Is standardisation the answer as the auto sector faces an uncertain future?
The automotive industry has had a tough three years. In 2018 the industry shrank to such an extent that the International Monetary Fund reported it represented 30% of the year’s drop in global trade. This decline continued into 2019, which analysts attributed to the developed world reaching saturation point, coupled with a slowdown in BRIC economies.
Despite the dip in sales, the automotive industry is still a heavyweight, churning out 80m units at its peak. Considering the average car consists of around 30,000 parts, any number of manufacturers from any number of different countries could have contributed to one vehicle.
And as digital components account for 40% of the cost of a new engine, this represents a major sourcing operation across a sprawling network of risks for procurement. In a nutshell, there is an awful lot at stake.
2020 introduced its own unique challenges and when the delayed effects struck home, reports of component supply issues starting emerging as digital chips for engineering applications were becoming hard to acquire. With less than 100m cars in production compared to more than 1bn smartphones, consumer electronics manufacturers such as Apple and Samsung easily out-gunned the likes of Toyota and Volkswagen, and automotive firms were forced to delay production of some high-end models and furlough over 10,000 people because of what the company referred to as a “massive” shortfall in chips.
The case for keeping it the same
Standardisation of components could help prevent similar supply shortages in future. Admittedly, a world-leading competitive driver like Lewis Hamilton would probably prefer his car to be unique, more efficient and streamlined than Valtteri Bottas’s, but even F1 has come to acknowledge the benefits of standardisation, rolling it out across wheel trims and even braking systems. In your average car, standardisation ticks all the boxes of how to create a resilient supply chain.

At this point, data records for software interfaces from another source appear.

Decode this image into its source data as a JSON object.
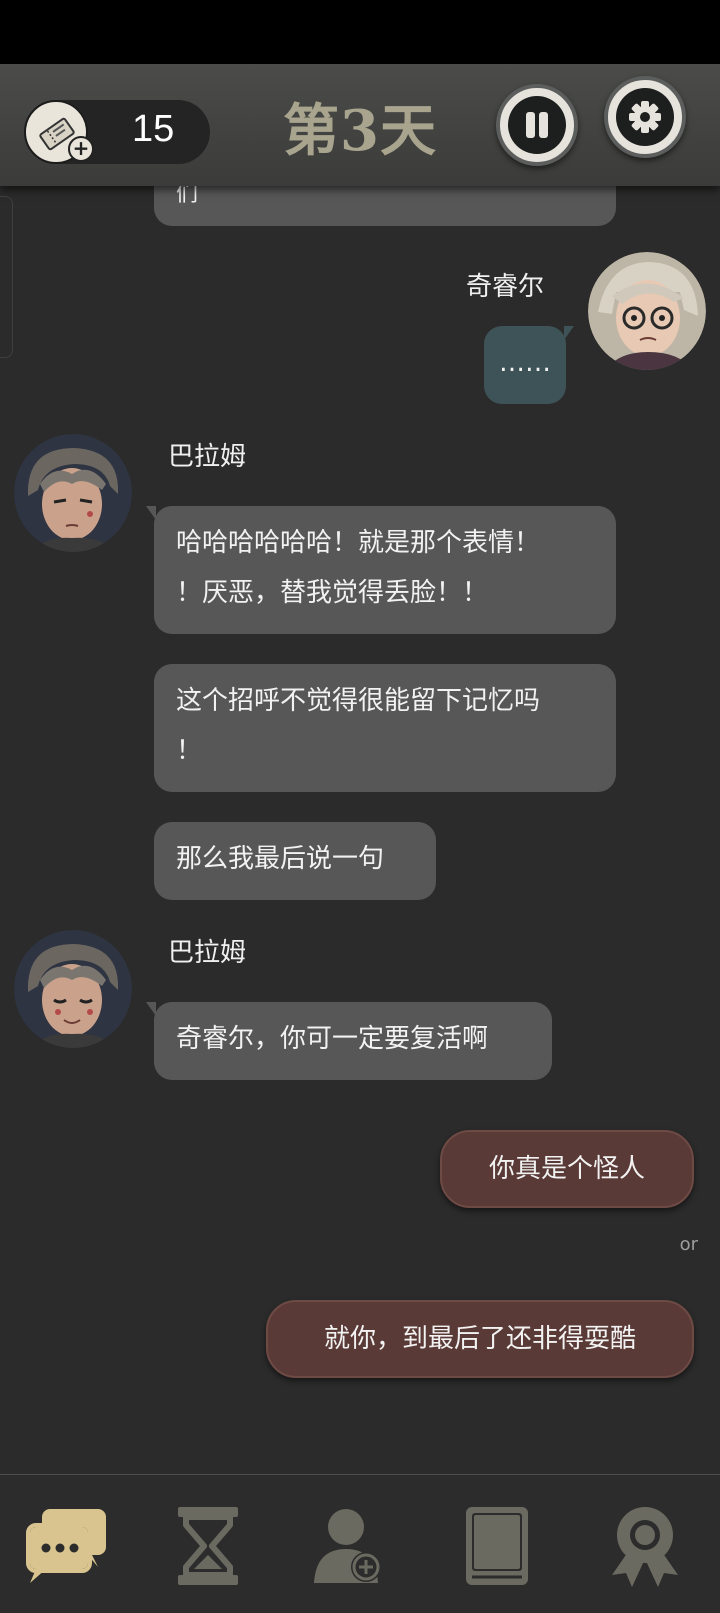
{
  "header": {
    "ticket_count": "15",
    "day_title": "第3天"
  },
  "messages": [
    {
      "type": "truncated",
      "text": "们"
    },
    {
      "type": "self",
      "name": "奇睿尔",
      "text": "……"
    },
    {
      "type": "other",
      "name": "巴拉姆",
      "texts": [
        "哈哈哈哈哈哈！就是那个表情！！厌恶，替我觉得丢脸！！",
        "这个招呼不觉得很能留下记忆吗！",
        "那么我最后说一句"
      ]
    },
    {
      "type": "other",
      "name": "巴拉姆",
      "texts": [
        "奇睿尔，你可一定要复活啊"
      ]
    }
  ],
  "bubbles": {
    "truncated": "们",
    "self_name": "奇睿尔",
    "self_msg": "……",
    "balam_name_1": "巴拉姆",
    "balam_msg_1a_line1": "哈哈哈哈哈哈！就是那个表情！",
    "balam_msg_1a_line2": "！厌恶，替我觉得丢脸！！",
    "balam_msg_1b_line1": "这个招呼不觉得很能留下记忆吗",
    "balam_msg_1b_line2": "！",
    "balam_msg_1c": "那么我最后说一句",
    "balam_name_2": "巴拉姆",
    "balam_msg_2": "奇睿尔，你可一定要复活啊"
  },
  "choices": {
    "option_1": "你真是个怪人",
    "separator": "or",
    "option_2": "就你，到最后了还非得耍酷"
  },
  "nav": {
    "items": [
      {
        "icon": "chat-icon",
        "active": true
      },
      {
        "icon": "hourglass-icon",
        "active": false
      },
      {
        "icon": "add-contact-icon",
        "active": false
      },
      {
        "icon": "book-icon",
        "active": false
      },
      {
        "icon": "badge-icon",
        "active": false
      }
    ]
  },
  "colors": {
    "background": "#2a2b2a",
    "other_bubble": "#575757",
    "self_bubble": "#3e5358",
    "choice_bubble": "#5a3a36",
    "nav_active": "#d9c48f",
    "nav_inactive": "#6b6a60",
    "day_title": "#a9a48e"
  }
}
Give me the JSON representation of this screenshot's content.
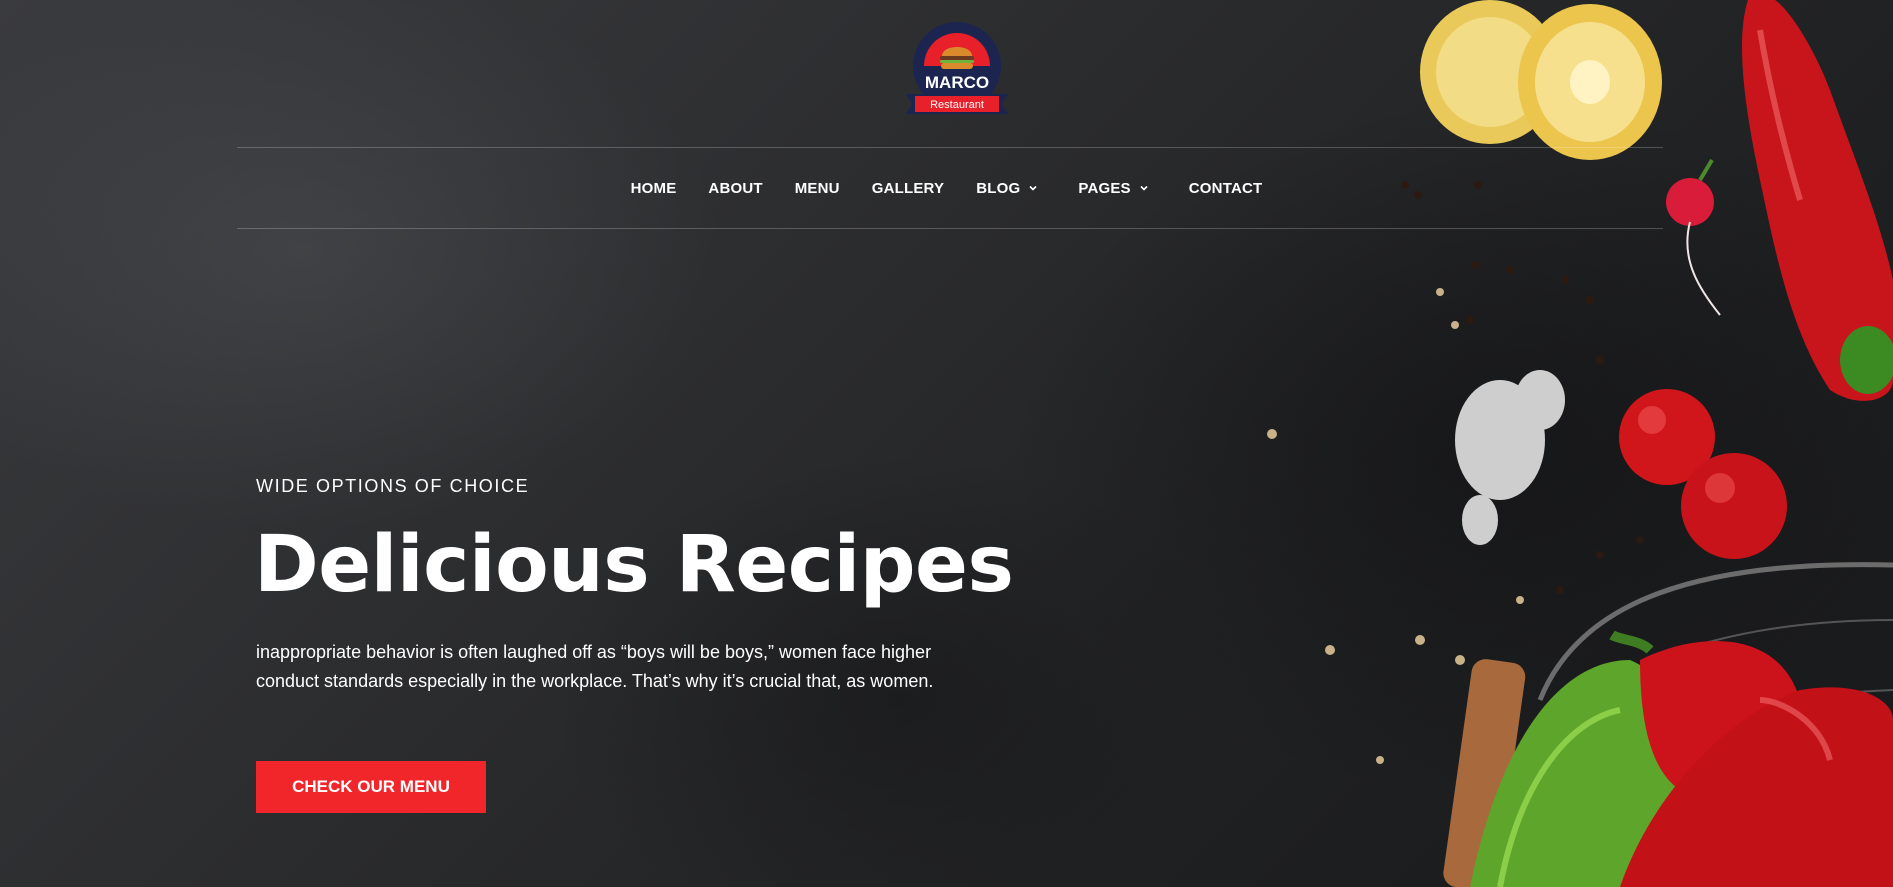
{
  "logo": {
    "name": "MARCO",
    "tagline": "Restaurant"
  },
  "nav": {
    "items": [
      {
        "label": "HOME",
        "dropdown": false
      },
      {
        "label": "ABOUT",
        "dropdown": false
      },
      {
        "label": "MENU",
        "dropdown": false
      },
      {
        "label": "GALLERY",
        "dropdown": false
      },
      {
        "label": "BLOG",
        "dropdown": true
      },
      {
        "label": "PAGES",
        "dropdown": true
      },
      {
        "label": "CONTACT",
        "dropdown": false
      }
    ]
  },
  "hero": {
    "eyebrow": "WIDE OPTIONS OF CHOICE",
    "title": "Delicious Recipes",
    "description": "inappropriate behavior is often laughed off as “boys will be boys,” women face higher conduct standards especially in the workplace. That’s why it’s crucial that, as women.",
    "cta_label": "CHECK OUR MENU"
  },
  "colors": {
    "accent": "#f0262a",
    "background": "#2b2c2e",
    "text": "#ffffff",
    "logo_navy": "#1c2550"
  },
  "icons": {
    "dropdown": "chevron-down-icon",
    "logo_image": "burger-icon"
  }
}
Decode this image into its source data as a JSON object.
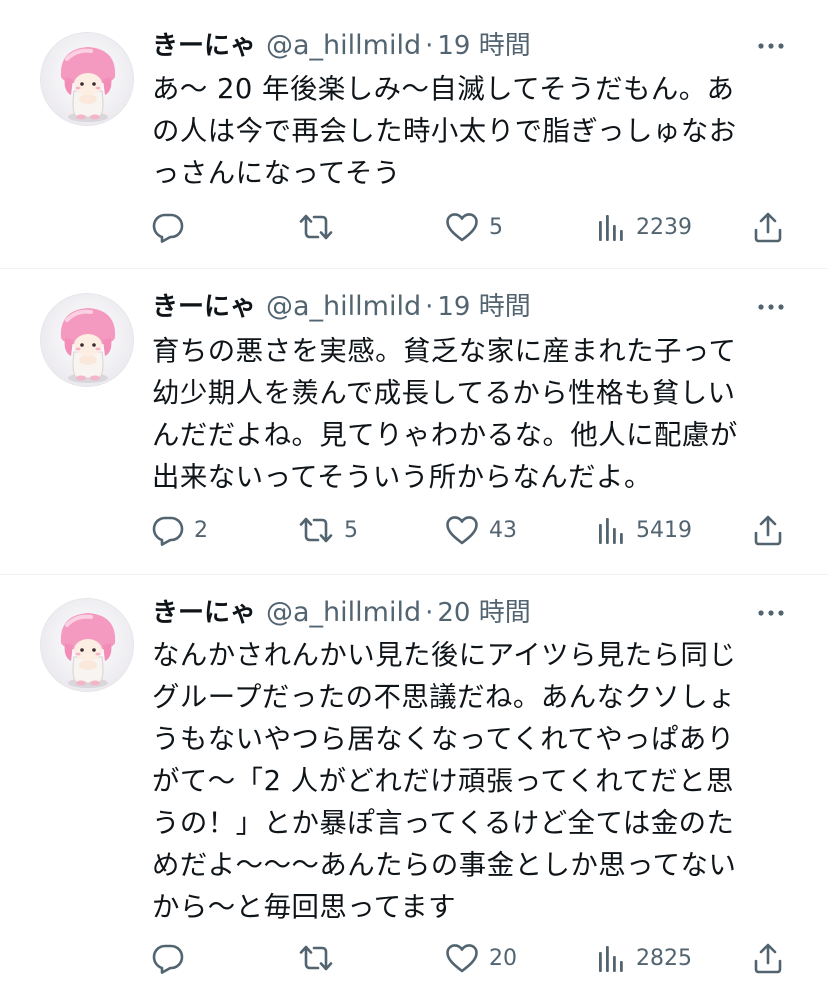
{
  "colors": {
    "text": "#0f1419",
    "secondary": "#536471",
    "divider": "#eff3f4",
    "avatar_pink": "#f7a4c5"
  },
  "tweets": [
    {
      "name": "きーにゃ",
      "handle": "@a_hillmild",
      "separator": "·",
      "time": "19 時間",
      "text": "あ〜 20 年後楽しみ〜自滅してそうだもん。あ\nの人は今で再会した時小太りで脂ぎっしゅなお\nっさんになってそう",
      "replies": "",
      "retweets": "",
      "likes": "5",
      "views": "2239",
      "icons": [
        "avatar-icon",
        "more-icon",
        "reply-icon",
        "retweet-icon",
        "like-icon",
        "views-icon",
        "share-icon"
      ]
    },
    {
      "name": "きーにゃ",
      "handle": "@a_hillmild",
      "separator": "·",
      "time": "19 時間",
      "text": "育ちの悪さを実感。貧乏な家に産まれた子って\n幼少期人を羨んで成長してるから性格も貧しい\nんだだよね。見てりゃわかるな。他人に配慮が\n出来ないってそういう所からなんだよ。",
      "replies": "2",
      "retweets": "5",
      "likes": "43",
      "views": "5419",
      "icons": [
        "avatar-icon",
        "more-icon",
        "reply-icon",
        "retweet-icon",
        "like-icon",
        "views-icon",
        "share-icon"
      ]
    },
    {
      "name": "きーにゃ",
      "handle": "@a_hillmild",
      "separator": "·",
      "time": "20 時間",
      "text": "なんかされんかい見た後にアイツら見たら同じ\nグループだったの不思議だね。あんなクソしょ\nうもないやつら居なくなってくれてやっぱあり\nがて〜「2 人がどれだけ頑張ってくれてだと思\nうの！」とか暴ぽ言ってくるけど全ては金のた\nめだよ〜〜〜あんたらの事金としか思ってない\nから〜と毎回思ってます",
      "replies": "",
      "retweets": "",
      "likes": "20",
      "views": "2825",
      "icons": [
        "avatar-icon",
        "more-icon",
        "reply-icon",
        "retweet-icon",
        "like-icon",
        "views-icon",
        "share-icon"
      ]
    }
  ]
}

If a new Toyota SUV requires 2,000 components, it makes little sense to source from a niche manufacturer in Mongolia instead of a factory in a nearby city, which also happens to supply Honda and Nissan. But in addition to making the supply chain more secure, it guarantees a cheaper price when bulk buying and if using the same parts on different models, plus staff will require less training when using the same components across all models on the assembly line. As well as increasing quality control it can help forge a more flexible ‘global but local’ supply chain.
Jaguar Land Rover is one such company striving for this. Faced with multiple mechanical standards, software platforms and control architectures, the company is moving towards greater standardisation to help simplify cost planning, speed up production and reduce spares procurement. Similarly, Volkswagen chief executive Herbert Diess recently announced plans to “apply a standardised platform model introduced for vehicle production years ago to software, batteries and charging” in its electric vehicles (EVs).
This flourishing EV market is another driver for standardisation. Last year saw EV sales rise to 8.5m globally and in 10 years that’s expected to top 116m, according to Deloitte. Volkswagen’s ambition to beat Tesla to become the world’s largest maker of EVs is sizable but not impossible. Analysts predict it will need to spend upwards of US$29bn to realise this ambition; however, young EV businesses don’t have the same calibre of investment. The hopes of startups such as Rivian and TankTwo depend on standardisation as a means of reducing both supply chain complexity and costs.
The main stumbling block for EV manufacturers seems to be the gap between EVs on the road and charging modules. In the US for example, 2018 saw an 80% rise in EV sales but just 13% growth in charging stations the next year. Further, the majority of charging stations need to be replaced rather than maintained due to a lack of spare parts.
The desire for product differentiation is a key barrier to standardisation. Whether it’s shoes, ready meals or five-door saloons, consumers are increasingly seeking custom products, even if this is only to a small extent, so as not to choose off the peg.
According to McKinsey’s What’s driving the global automotive industry report, car buyers are seeking “region-specific features, performance, and styling, as well as an element of uniqueness”.
“Most automakers respond to this demand with an increasing number of derivatives subject to mark-ups compared with standard models.” And the result? Well, the jury’s out. Although manufacturers could enjoy many benefits from standardisation, consumers may be decreasing their chances to embrace it.